The Indiana Supreme Court denied transfer in 21 cases last week but agreed to hear a motion for discharge argument in a molestation case.
A trial court erred in terminating a mother’s parental rights to her two minor children, finding the potential of the children’s reunification with their father and their continuing bond with their mom made the termination of their relationship with their mother not in their best interests.
Indiana’s longest-serving judge and a 30-year veteran of the Indiana Court of Appeals, Judge John G. Baker will retire this summer, the COA announced in a news release Tuesday afternoon.
An Indiana Court of Appeals panel has reversed the grant of a quadriplegic man’s motion to dismiss a declaratory judgment action after it found he was not entitled to bodily injury liability coverage under his insurance policy.
Indiana Supreme Court justices will consider arguments this week in a teen murder case involving a question of whether the boy was denied the effective assistance of counsel such that he should receive a rehearing on his 181-year sentence.
A man who asked for legal counsel that was not appointed in his misdemeanor invasion of privacy case will get a new trial, the Indiana Court of Appeals ruled Wednesday.
The Indiana Court of Appeals has ordered a southern Indiana judge for the second time to make required findings regarding the immigration status of a teen girl originally from Guatemala, this time spelling out those findings for the jurist who refused to do so.

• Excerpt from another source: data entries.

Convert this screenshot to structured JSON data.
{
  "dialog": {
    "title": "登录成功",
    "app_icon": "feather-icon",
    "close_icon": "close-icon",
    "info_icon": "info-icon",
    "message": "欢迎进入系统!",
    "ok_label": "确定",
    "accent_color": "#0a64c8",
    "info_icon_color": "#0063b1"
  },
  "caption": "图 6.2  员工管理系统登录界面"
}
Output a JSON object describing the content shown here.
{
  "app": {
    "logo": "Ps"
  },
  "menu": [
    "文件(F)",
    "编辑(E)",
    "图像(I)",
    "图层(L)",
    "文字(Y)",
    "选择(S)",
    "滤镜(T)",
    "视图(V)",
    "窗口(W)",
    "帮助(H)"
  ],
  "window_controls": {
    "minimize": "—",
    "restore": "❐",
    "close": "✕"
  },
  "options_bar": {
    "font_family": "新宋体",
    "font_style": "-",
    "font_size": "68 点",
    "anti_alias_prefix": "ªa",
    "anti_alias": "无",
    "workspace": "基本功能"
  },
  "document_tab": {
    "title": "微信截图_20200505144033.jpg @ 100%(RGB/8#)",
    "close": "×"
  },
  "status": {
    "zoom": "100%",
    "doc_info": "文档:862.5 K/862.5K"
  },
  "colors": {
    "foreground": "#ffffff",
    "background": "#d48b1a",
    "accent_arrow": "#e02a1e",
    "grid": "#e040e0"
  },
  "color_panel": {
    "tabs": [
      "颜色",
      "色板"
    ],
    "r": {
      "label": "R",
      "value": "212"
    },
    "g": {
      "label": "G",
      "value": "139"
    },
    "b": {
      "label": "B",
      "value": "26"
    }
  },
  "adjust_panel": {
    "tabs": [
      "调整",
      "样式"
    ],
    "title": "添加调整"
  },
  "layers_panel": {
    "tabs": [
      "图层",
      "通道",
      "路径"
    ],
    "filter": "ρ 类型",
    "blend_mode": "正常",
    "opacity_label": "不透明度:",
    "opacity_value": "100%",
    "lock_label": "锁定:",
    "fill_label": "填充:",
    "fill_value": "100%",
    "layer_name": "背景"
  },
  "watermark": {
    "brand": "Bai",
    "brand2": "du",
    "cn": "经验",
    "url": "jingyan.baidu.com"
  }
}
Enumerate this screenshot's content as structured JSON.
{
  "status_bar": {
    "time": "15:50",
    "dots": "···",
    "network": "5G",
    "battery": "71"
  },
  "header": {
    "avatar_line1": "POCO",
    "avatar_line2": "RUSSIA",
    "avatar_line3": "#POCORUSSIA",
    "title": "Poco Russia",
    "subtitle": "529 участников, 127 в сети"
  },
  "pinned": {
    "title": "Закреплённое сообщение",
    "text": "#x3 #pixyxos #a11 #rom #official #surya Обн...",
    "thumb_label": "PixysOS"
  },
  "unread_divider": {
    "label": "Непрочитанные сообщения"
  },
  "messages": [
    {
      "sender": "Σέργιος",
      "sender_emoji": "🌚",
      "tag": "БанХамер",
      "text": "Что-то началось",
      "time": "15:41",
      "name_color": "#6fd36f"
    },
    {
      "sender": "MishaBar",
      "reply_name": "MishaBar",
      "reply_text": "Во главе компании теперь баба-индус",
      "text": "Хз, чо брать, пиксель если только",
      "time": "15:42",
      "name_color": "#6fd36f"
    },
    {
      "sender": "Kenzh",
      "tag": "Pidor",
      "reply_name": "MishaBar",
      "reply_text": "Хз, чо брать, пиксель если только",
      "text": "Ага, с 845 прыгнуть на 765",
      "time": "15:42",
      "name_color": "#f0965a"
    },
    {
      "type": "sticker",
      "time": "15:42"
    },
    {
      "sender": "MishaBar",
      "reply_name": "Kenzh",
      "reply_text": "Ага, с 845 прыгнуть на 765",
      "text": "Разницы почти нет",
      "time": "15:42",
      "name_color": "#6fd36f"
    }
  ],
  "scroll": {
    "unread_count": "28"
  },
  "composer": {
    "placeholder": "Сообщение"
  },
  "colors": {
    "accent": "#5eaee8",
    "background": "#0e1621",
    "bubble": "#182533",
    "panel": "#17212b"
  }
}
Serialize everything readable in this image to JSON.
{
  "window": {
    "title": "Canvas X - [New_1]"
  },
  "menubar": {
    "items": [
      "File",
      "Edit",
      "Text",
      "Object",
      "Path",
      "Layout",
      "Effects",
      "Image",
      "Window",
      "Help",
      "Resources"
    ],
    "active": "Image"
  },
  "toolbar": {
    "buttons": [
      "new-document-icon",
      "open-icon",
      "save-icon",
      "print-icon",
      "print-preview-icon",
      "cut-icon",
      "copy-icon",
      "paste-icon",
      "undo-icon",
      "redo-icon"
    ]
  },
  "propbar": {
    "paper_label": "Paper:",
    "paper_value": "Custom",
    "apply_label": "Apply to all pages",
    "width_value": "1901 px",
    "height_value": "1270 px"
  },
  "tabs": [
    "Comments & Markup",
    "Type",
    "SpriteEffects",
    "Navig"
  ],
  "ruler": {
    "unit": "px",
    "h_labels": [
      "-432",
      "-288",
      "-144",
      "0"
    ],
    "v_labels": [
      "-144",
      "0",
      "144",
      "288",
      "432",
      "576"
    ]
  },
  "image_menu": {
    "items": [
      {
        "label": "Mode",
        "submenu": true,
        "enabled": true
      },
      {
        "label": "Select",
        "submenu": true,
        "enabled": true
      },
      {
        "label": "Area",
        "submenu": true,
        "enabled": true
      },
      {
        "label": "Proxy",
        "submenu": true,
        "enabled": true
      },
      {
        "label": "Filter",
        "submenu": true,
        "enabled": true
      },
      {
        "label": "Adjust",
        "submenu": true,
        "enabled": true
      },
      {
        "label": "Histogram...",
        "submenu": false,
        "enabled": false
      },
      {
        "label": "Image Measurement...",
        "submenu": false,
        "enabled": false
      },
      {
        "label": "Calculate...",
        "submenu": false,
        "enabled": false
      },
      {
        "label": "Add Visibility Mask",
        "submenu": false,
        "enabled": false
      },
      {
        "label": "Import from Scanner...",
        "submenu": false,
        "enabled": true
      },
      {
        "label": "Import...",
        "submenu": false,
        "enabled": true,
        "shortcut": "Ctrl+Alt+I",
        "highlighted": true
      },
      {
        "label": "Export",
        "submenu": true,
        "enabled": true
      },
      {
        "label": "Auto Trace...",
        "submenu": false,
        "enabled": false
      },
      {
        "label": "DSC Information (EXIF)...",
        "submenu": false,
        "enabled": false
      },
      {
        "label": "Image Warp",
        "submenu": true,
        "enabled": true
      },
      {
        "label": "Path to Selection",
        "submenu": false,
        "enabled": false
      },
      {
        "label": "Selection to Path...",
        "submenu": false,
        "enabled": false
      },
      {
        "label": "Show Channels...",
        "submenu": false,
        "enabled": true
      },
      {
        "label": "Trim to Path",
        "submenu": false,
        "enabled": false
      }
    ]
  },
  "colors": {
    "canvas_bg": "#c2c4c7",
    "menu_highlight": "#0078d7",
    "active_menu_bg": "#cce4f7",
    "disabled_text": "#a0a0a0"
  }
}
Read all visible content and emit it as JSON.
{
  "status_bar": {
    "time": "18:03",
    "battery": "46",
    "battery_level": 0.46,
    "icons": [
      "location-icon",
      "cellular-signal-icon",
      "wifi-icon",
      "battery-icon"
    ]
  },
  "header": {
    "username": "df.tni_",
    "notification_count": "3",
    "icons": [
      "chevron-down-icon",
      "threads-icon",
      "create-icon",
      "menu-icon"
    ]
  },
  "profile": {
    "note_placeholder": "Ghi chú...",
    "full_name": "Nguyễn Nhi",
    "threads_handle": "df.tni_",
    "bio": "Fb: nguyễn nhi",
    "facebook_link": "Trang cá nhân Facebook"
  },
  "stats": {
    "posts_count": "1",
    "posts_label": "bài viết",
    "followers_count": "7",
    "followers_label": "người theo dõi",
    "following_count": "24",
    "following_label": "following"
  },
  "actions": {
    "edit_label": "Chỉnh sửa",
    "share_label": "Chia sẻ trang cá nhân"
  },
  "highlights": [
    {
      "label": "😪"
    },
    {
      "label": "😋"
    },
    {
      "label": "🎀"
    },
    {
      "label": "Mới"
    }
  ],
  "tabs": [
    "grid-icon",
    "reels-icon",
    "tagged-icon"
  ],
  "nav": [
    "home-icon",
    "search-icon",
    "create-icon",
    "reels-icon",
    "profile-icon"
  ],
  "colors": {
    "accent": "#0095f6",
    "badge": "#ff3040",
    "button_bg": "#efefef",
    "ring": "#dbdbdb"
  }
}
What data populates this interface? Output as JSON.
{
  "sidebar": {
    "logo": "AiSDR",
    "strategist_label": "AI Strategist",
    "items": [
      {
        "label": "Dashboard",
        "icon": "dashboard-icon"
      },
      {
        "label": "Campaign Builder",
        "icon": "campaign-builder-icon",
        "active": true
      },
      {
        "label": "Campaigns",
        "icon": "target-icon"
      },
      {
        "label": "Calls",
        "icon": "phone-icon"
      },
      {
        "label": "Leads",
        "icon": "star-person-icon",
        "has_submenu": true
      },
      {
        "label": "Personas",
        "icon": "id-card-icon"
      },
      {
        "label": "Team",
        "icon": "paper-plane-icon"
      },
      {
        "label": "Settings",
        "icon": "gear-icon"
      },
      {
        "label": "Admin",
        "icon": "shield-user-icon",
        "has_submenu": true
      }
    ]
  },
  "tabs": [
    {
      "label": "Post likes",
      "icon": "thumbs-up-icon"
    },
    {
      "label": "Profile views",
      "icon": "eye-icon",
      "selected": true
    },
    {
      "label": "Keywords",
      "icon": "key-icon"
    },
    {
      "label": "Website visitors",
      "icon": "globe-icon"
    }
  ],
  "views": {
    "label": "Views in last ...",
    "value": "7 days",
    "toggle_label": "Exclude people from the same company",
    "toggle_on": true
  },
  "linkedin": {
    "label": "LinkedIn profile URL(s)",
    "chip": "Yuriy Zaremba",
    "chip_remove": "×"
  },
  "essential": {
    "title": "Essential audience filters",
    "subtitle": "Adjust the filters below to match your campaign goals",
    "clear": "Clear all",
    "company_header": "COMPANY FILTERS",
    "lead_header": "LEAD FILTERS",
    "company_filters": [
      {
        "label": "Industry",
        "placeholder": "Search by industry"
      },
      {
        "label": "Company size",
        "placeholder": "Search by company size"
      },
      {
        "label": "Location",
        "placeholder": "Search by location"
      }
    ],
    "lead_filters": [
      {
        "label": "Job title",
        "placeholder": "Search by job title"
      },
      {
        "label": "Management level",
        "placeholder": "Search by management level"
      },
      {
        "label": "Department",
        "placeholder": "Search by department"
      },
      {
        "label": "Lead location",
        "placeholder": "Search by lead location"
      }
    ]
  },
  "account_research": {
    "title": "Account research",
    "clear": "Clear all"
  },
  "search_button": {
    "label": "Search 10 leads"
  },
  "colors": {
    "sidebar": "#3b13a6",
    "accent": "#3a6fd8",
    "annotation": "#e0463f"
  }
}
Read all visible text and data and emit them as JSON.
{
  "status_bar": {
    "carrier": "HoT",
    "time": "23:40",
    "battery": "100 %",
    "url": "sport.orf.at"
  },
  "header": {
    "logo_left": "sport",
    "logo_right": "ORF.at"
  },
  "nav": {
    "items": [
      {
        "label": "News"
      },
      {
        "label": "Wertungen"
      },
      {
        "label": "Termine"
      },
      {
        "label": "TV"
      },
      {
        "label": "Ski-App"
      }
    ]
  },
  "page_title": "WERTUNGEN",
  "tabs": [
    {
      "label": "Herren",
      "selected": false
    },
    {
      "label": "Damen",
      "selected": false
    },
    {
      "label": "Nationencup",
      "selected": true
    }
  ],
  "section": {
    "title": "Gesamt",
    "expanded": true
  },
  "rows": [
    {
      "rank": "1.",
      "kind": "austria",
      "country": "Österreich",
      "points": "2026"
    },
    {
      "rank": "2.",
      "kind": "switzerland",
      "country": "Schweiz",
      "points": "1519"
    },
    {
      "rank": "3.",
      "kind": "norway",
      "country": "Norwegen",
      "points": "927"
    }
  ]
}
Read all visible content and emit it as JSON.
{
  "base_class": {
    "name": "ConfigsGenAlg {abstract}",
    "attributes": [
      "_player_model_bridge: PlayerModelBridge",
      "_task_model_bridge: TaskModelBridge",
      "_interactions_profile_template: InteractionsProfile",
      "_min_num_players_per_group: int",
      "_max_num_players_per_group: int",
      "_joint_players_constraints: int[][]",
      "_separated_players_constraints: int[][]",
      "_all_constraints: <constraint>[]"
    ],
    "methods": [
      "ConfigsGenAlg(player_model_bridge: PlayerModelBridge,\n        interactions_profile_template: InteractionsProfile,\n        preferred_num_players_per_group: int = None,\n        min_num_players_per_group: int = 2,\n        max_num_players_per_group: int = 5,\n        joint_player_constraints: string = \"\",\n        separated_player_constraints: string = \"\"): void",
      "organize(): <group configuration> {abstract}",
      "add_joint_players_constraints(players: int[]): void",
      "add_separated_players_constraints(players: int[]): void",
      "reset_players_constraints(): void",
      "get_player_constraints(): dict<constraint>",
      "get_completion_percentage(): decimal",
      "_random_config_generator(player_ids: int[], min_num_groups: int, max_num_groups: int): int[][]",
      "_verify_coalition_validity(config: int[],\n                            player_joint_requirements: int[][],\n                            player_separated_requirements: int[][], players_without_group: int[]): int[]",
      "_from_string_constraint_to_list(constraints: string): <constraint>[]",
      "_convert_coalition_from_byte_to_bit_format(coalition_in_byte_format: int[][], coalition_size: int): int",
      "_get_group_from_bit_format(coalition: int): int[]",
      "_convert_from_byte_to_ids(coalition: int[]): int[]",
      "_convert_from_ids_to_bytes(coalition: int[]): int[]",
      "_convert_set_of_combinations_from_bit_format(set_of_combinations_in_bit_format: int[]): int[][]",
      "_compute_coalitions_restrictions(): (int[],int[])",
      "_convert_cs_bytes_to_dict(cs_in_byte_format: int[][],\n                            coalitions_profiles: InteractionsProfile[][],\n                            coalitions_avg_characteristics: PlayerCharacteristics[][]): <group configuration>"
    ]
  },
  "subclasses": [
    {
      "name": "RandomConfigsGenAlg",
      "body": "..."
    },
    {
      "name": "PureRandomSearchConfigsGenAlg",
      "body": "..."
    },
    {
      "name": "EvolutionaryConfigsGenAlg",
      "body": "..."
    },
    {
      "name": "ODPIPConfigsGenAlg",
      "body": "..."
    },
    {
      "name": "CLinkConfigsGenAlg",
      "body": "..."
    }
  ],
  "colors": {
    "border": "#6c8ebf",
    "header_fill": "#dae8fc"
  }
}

The Indiana Court of Appeals on Thursday reversed the termination of a father’s parent-child relationship after concluding his due process rights had been violated. The Department of Child Services, the appellate court found, did not make reasonable efforts to reunify the father and child.
A Lake County woman whose medical records were unknowingly shared with her employer by a Community Hospital worker in Munster who took her x-rays has won a reversal of her dismissed complaint against the hospital.
Several Indiana charter schools couldn’t convince an Indiana Court of Appeals panel that they are entitled to a semester’s worth of tuition support funding, as a trial court had ruled.
An Indianapolis resident who refused to pay his homeowner association fees due to the deteriorating conditions of the neighborhood couldn’t convince the Indiana Court of Appeals that he shouldn’t have to pay.
A father’s erratic fit of rage at the hospital following the birth of his second child supported the Indiana Court of Appeals’ affirmation of a divorce order sought by his wife. However, that order was remanded to clarify the man’s participation in a domestic violence program and a psychological evaluation, as well as a child support recalculation.
An Indiana Court of Appeals panel admitted it erred in a prior post-conviction ruling, finding after rehearing that a man was entitled to a new trial because a clearly biased juror was seated in his child molesting trial.
The Indiana Court of Appeals urged litigants to “move on in good faith” from a case that is a “waste of everyone’s resources” as it handed down its second decision in a nearly 20-year sewer dispute between a northern Indiana town and a local real estate owner.
A judgment in favor a sign company that converted a large billboard in Lawrence to a digital display was reversed on appeal Friday. The Indiana Court of Appeals remanded a lawsuit brought by the city of Indianapolis, setting the stage for a possible trial over whether the digital billboard may remain.